Given data:
»»

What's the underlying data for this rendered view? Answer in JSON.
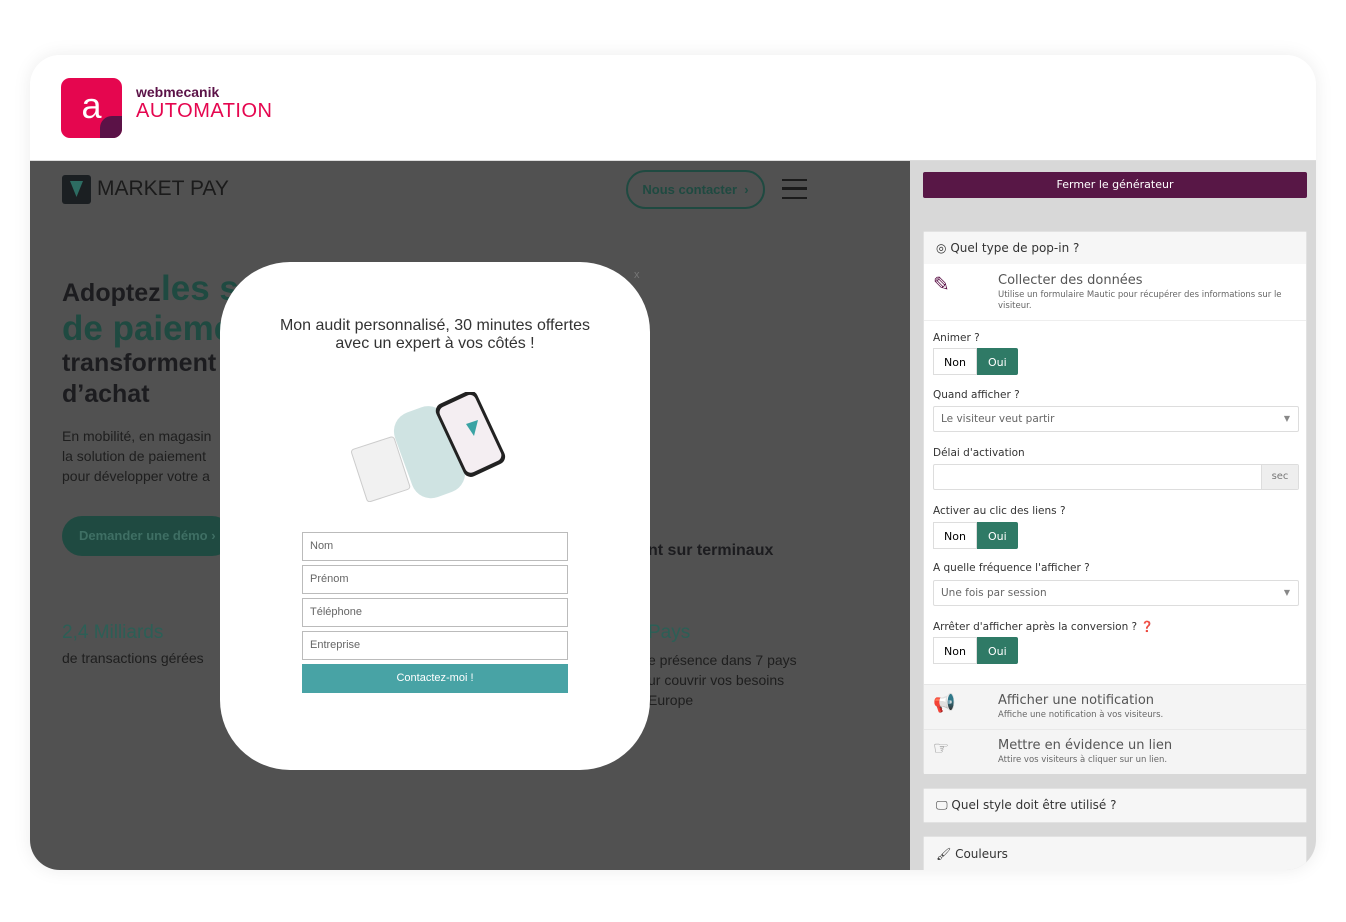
{
  "brand": {
    "logo_letter": "a",
    "line1": "webmecanik",
    "line2": "AUTOMATION"
  },
  "site": {
    "logo_text": "MARKET PAY",
    "contact_button": "Nous contacter",
    "hero_dark1": "Adoptez",
    "hero_green1": "les s",
    "hero_green2": "de paieme",
    "hero_dark2": "transforment l",
    "hero_dark3": "d’achat",
    "desc": [
      "En mobilité, en magasin",
      "la solution de paiement",
      "pour développer votre a"
    ],
    "demo_button": "Demander une démo",
    "right_heading": "nt sur terminaux",
    "stat1_value": "2,4 Milliards",
    "stat1_label": "de transactions gérées",
    "stat2_value": "Pays",
    "stat2_lines": [
      "e présence dans 7 pays",
      "ur couvrir vos besoins",
      "Europe"
    ]
  },
  "popup": {
    "close": "x",
    "title_line1": "Mon audit personnalisé, 30 minutes offertes",
    "title_line2": "avec un expert à vos côtés !",
    "fields": [
      "Nom",
      "Prénom",
      "Téléphone",
      "Entreprise"
    ],
    "submit": "Contactez-moi !"
  },
  "sidebar": {
    "close_generator": "Fermer le générateur",
    "type_section": "Quel type de pop-in ?",
    "collect": {
      "name": "Collecter des données",
      "desc": "Utilise un formulaire Mautic pour récupérer des informations sur le visiteur."
    },
    "animate_label": "Animer ?",
    "when_label": "Quand afficher ?",
    "when_value": "Le visiteur veut partir",
    "delay_label": "Délai d'activation",
    "delay_value": "",
    "delay_unit": "sec",
    "click_label": "Activer au clic des liens ?",
    "freq_label": "A quelle fréquence l'afficher ?",
    "freq_value": "Une fois par session",
    "stop_label": "Arrêter d'afficher après la conversion ?",
    "toggle_no": "Non",
    "toggle_yes": "Oui",
    "toggles": {
      "animate": "Oui",
      "click": "Oui",
      "stop": "Oui"
    },
    "notif": {
      "name": "Afficher une notification",
      "desc": "Affiche une notification à vos visiteurs."
    },
    "link": {
      "name": "Mettre en évidence un lien",
      "desc": "Attire vos visiteurs à cliquer sur un lien."
    },
    "style_section": "Quel style doit être utilisé ?",
    "colors_section": "Couleurs"
  },
  "colors": {
    "brand_pink": "#e5064f",
    "brand_purple": "#5b1247",
    "toggle_on": "#2f7a66",
    "popup_button": "#48a3a5",
    "close_button": "#581746"
  }
}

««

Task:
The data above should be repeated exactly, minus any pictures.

Response to the exercise:
What's the underlying data for this rendered view? Answer in JSON.
{
  "brand": {
    "logo_letter": "a",
    "line1": "webmecanik",
    "line2": "AUTOMATION"
  },
  "site": {
    "logo_text": "MARKET PAY",
    "contact_button": "Nous contacter",
    "hero_dark1": "Adoptez",
    "hero_green1": "les s",
    "hero_green2": "de paieme",
    "hero_dark2": "transforment l",
    "hero_dark3": "d’achat",
    "desc": [
      "En mobilité, en magasin",
      "la solution de paiement",
      "pour développer votre a"
    ],
    "demo_button": "Demander une démo",
    "right_heading": "nt sur terminaux",
    "stat1_value": "2,4 Milliards",
    "stat1_label": "de transactions gérées",
    "stat2_value": "Pays",
    "stat2_lines": [
      "e présence dans 7 pays",
      "ur couvrir vos besoins",
      "Europe"
    ]
  },
  "popup": {
    "close": "x",
    "title_line1": "Mon audit personnalisé, 30 minutes offertes",
    "title_line2": "avec un expert à vos côtés !",
    "fields": [
      "Nom",
      "Prénom",
      "Téléphone",
      "Entreprise"
    ],
    "submit": "Contactez-moi !"
  },
  "sidebar": {
    "close_generator": "Fermer le générateur",
    "type_section": "Quel type de pop-in ?",
    "collect": {
      "name": "Collecter des données",
      "desc": "Utilise un formulaire Mautic pour récupérer des informations sur le visiteur."
    },
    "animate_label": "Animer ?",
    "when_label": "Quand afficher ?",
    "when_value": "Le visiteur veut partir",
    "delay_label": "Délai d'activation",
    "delay_value": "",
    "delay_unit": "sec",
    "click_label": "Activer au clic des liens ?",
    "freq_label": "A quelle fréquence l'afficher ?",
    "freq_value": "Une fois par session",
    "stop_label": "Arrêter d'afficher après la conversion ?",
    "toggle_no": "Non",
    "toggle_yes": "Oui",
    "toggles": {
      "animate": "Oui",
      "click": "Oui",
      "stop": "Oui"
    },
    "notif": {
      "name": "Afficher une notification",
      "desc": "Affiche une notification à vos visiteurs."
    },
    "link": {
      "name": "Mettre en évidence un lien",
      "desc": "Attire vos visiteurs à cliquer sur un lien."
    },
    "style_section": "Quel style doit être utilisé ?",
    "colors_section": "Couleurs"
  },
  "colors": {
    "brand_pink": "#e5064f",
    "brand_purple": "#5b1247",
    "toggle_on": "#2f7a66",
    "popup_button": "#48a3a5",
    "close_button": "#581746"
  }
}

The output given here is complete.